A newly formed group headed by veteran South Dakota cannabis activist Bob Newland has taken the first official steps toward getting a medical marijuana initiative on the November 2006 ballot there. South Dakotans for Safe Access, or SDSA, sent a proposed medical marijuana petition to the state's Legislative Review Council for review Tuesday. Once the language is reviewed by the council, signature-gatherers will have until May 2006 to obtain the nearly 17,000 valid signatures necessary to place the initiative on the ballot.
According to Newland, the initiative will set up a registry system within the state Department of Health that would allow qualifying patients and caretakers to avoid arrest and prosecution. The initiative will also include a "medical necessity" defense for people who have not yet obtained a registry card. Under this provision, people who are arrested and tried would be able to argue to a jury that they would qualify as a patient under the initiative.
"The wording is based on the wording of the medical cannabis petition that passed with 62% of the vote in Montana last year," Newland said. "We adapted it to refer to specific chapters and sections in South Dakota law. We're not at the 'engraved in stone' point yet," Newland continued. "We might change anything in the petition that's currently posted on the website. We're still looking for input, suggestions, on how to improve the language," he said.
"The Legislative Research Council has 15 days to comment on the proposed petition language and form, then we can either apply the LRC's suggestions or not," Newland said. "After that, we'll send the petition to the Secretary of State, according to proper procedure, and, on May 7, we can start circulating the petition for signatures of South Dakota voters."
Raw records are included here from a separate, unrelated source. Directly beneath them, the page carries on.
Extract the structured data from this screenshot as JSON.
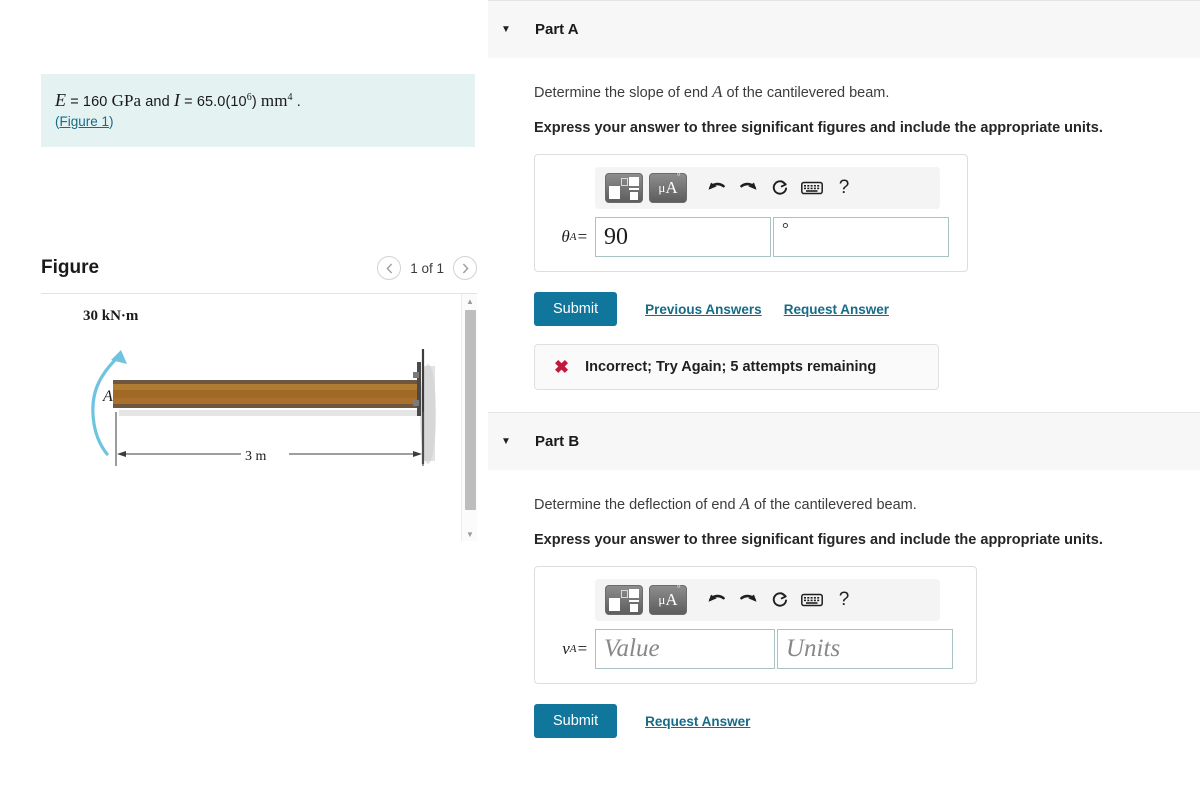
{
  "problem": {
    "statement_prefix": "E",
    "statement_eq1": " = 160  ",
    "statement_unit1": "GPa",
    "statement_and": " and ",
    "statement_I": "I",
    "statement_eq2": " = 65.0(10",
    "statement_exp": "6",
    "statement_close": ") ",
    "statement_unit2": "mm",
    "statement_exp2": "4",
    "statement_period": " .",
    "figure_link": "(Figure 1)",
    "figure_link_text": "Figure 1"
  },
  "figure_panel": {
    "title": "Figure",
    "prev_icon": "chevron-left-icon",
    "next_icon": "chevron-right-icon",
    "counter": "1 of 1",
    "diagram": {
      "moment_label": "30 kN·m",
      "point_label": "A",
      "dimension_label": "3 m",
      "beam_color": "#a8702a",
      "arrow_color": "#6ec3e0"
    }
  },
  "parts": [
    {
      "header": "Part A",
      "caret_icon": "caret-down-icon",
      "prompt_before": "Determine the slope of end ",
      "prompt_var": "A",
      "prompt_after": " of the cantilevered beam.",
      "instruction": "Express your answer to three significant figures and include the appropriate units.",
      "toolbar": {
        "template_icon": "math-template-icon",
        "units_icon": "units-mu-angstrom-icon",
        "units_label_mu": "μ",
        "units_label_a": "A",
        "undo_icon": "undo-icon",
        "redo_icon": "redo-icon",
        "reset_icon": "reset-icon",
        "keyboard_icon": "keyboard-icon",
        "help_icon": "help-icon",
        "help_label": "?"
      },
      "answer": {
        "symbol": "θ",
        "symbol_sub": "A",
        "equals": " =",
        "value": "90",
        "value_placeholder": "Value",
        "units_value": "°",
        "units_placeholder": "Units"
      },
      "submit_label": "Submit",
      "links": [
        "Previous Answers",
        "Request Answer"
      ],
      "feedback": {
        "icon": "error-x-icon",
        "text": "Incorrect; Try Again; 5 attempts remaining"
      }
    },
    {
      "header": "Part B",
      "caret_icon": "caret-down-icon",
      "prompt_before": "Determine the deflection of end ",
      "prompt_var": "A",
      "prompt_after": " of the cantilevered beam.",
      "instruction": "Express your answer to three significant figures and include the appropriate units.",
      "toolbar": {
        "template_icon": "math-template-icon",
        "units_icon": "units-mu-angstrom-icon",
        "units_label_mu": "μ",
        "units_label_a": "A",
        "undo_icon": "undo-icon",
        "redo_icon": "redo-icon",
        "reset_icon": "reset-icon",
        "keyboard_icon": "keyboard-icon",
        "help_icon": "help-icon",
        "help_label": "?"
      },
      "answer": {
        "symbol": "v",
        "symbol_sub": "A",
        "equals": " =",
        "value": "",
        "value_placeholder": "Value",
        "units_value": "",
        "units_placeholder": "Units"
      },
      "submit_label": "Submit",
      "links": [
        "Request Answer"
      ]
    }
  ],
  "colors": {
    "accent": "#11769b",
    "link": "#176b87",
    "info_bg": "#e4f2f2",
    "header_bg": "#f7f7f7",
    "error": "#c2183c"
  }
}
The move comes in reaction to repeated failures to get movement on medical marijuana bills in the South Dakota legislature, which has rejected the bills three times since 2000. "The legislature is hopeless," Newland said. "They are so subservient to their perverted party lines that they are willing to watch people in agony suffer rather than do the right thing. People who need cannabis as medicine need it now. They can't afford to wait while a bunch of old drunk insurance agents and ex-bankers and retired farmers serving in the statehouse die off. From what we've seen the youngsters who replace them -- people who've smoked pot themselves -- are worse. We're sick of it. We'll do what's necessary to get this issue on the ballot."